All cameras offer different setting choices. If you are using a DSLR, you will have an option to use Manual mode, Aperture priority, shutter priority, and more.
Manual mode allows you to make all of the setting choices on your camera. Though it’s typically for advanced users, it can produce incredible results once you know how to operate settings on your device. Learning Manual settings can take time, so don’t be frustrated if you do not instantly get the results that you are hoping for. In Manual mode, you will select the ISO, the shutter speed, the white balance, and the aperture of your camera. Shooting manually shifts control from the camera to the photographer, much like driving a manual car vs. an automatic one. If you are photographing something as complex as a black bowl on white tablecloth, then the camera’s choice is not always as good as your own, once you master the settings and learn how to use Manual mode. Until then, cameras today offer wonderful alternatives that allow you to select some aspects of the setting but not all.
For something slightly less technical, you can use one of the camera’s pre-set modes. In these modes, you will select one setting to work with, like Aperture or Shutter Speed, and the camera will make settings based on your decision. If you select Aperture priority (A or AV on some cameras), for example, the camera will decide the ISO, the shutter speed and the white balance.
ISO, or film speed in “vintage” terms, measures the sensitivity of light on the image sensor. The lower the ISO, the less noise or grain will appear in your image. The higher the ISO, the noisier or grainier your images will be. The benefit of using a higher ISO (selecting 400 rather than 100, for example) is that you can shoot at higher shutter speeds and/or smaller apertures. Low light settings will require higher ISO. Candlelight in a dark room can give you a nice moody feel that would be ruined by a bright flash, but increasing the ISO on your camera can help you to capture the scene without adding external lighting.
Aperture priority mode will require you to know about f-stops. Each f-stop represents an aperture opening size and this (along with the shutter speed) controls the amount of light that your lens allows in to your camera’s sensor. A smaller aperture is a larger f/number; f/32 is a much smaller aperture than f/2.8.
Depth of field is controlled by Aperture. The wider or open your lens is (the smaller f-stop that you use, like f/2.8, for example), the less of your image will be in focus. The smaller the aperture that you select, like f/22, the more of your image will be sharply in focus. In order to blur your background and keep the subject in focus, select a smaller f-stop on your Aperture priority mode. Note that you won't see this through your viewfinder (or on your screen as you're composing) though. DSLRs meter with the lens at its widest aperture and only adjust the lens to its selected aperture at the moment of exposure. Use depth of field to control how much of the subject is in detail and how much of it blends in to background. How much of the dish is desired in focus? What’s the current trend? Look to magazines, Pinterest, and cookbooks to get an idea about what the current trends are in food photography and just how deep or shallow you want your depth of field to be.
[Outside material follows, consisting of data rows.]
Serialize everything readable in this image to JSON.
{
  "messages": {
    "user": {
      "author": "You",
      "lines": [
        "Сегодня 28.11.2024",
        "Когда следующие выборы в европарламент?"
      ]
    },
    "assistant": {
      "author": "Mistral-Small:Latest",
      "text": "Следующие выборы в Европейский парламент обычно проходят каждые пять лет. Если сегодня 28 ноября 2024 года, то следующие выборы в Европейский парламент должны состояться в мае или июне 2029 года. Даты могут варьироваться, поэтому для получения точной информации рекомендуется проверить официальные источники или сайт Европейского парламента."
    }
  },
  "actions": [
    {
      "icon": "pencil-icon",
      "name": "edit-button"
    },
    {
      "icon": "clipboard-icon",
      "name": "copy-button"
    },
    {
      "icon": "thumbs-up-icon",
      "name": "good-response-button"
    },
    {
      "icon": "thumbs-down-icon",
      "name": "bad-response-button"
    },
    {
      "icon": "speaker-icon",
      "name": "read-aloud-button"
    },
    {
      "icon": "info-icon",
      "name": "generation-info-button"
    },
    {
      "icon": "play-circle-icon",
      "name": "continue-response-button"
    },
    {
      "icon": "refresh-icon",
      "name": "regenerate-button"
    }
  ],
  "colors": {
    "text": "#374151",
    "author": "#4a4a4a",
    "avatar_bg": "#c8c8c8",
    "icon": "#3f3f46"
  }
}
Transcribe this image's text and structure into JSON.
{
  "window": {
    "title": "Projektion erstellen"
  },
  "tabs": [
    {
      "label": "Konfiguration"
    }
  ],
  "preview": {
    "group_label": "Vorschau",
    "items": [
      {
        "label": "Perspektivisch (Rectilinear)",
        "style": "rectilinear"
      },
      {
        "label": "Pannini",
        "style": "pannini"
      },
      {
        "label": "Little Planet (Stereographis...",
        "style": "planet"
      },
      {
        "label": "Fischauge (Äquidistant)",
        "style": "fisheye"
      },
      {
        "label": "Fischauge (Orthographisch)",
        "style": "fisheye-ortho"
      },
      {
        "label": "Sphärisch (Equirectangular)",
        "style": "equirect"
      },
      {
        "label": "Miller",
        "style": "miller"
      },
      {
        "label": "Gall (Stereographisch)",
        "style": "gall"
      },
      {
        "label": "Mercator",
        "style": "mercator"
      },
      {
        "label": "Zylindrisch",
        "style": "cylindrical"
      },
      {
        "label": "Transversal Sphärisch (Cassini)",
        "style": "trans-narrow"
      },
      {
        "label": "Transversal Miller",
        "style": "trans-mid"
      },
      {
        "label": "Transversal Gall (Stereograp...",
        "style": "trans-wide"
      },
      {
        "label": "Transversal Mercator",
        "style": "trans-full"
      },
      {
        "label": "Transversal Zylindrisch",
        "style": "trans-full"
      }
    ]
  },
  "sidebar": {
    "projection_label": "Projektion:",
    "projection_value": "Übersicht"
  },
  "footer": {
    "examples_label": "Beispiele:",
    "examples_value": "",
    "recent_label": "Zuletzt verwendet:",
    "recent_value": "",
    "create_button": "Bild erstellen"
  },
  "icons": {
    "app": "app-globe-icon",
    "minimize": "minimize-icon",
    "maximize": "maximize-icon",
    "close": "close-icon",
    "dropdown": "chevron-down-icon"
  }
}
Shutter Priority mode (TV) allows you to determine the shutter speed that you want and the camera will automatically adjust the aperture to create the correct exposure for the image. Faster shutter speeds can freeze motion and reduce camera shake. A shutter speed of 1/250 will freeze most things, but a shutter speed of 1/500 will freeze even more. The exact speeds that you use for specific subjects are something that you will learn through practice, trial and error. Note that in most instances of food photography, it’s the Aperture that you will want to control rather than the Shutter.
Tip:A smaller aperture means more depth of field; a larger aperture means less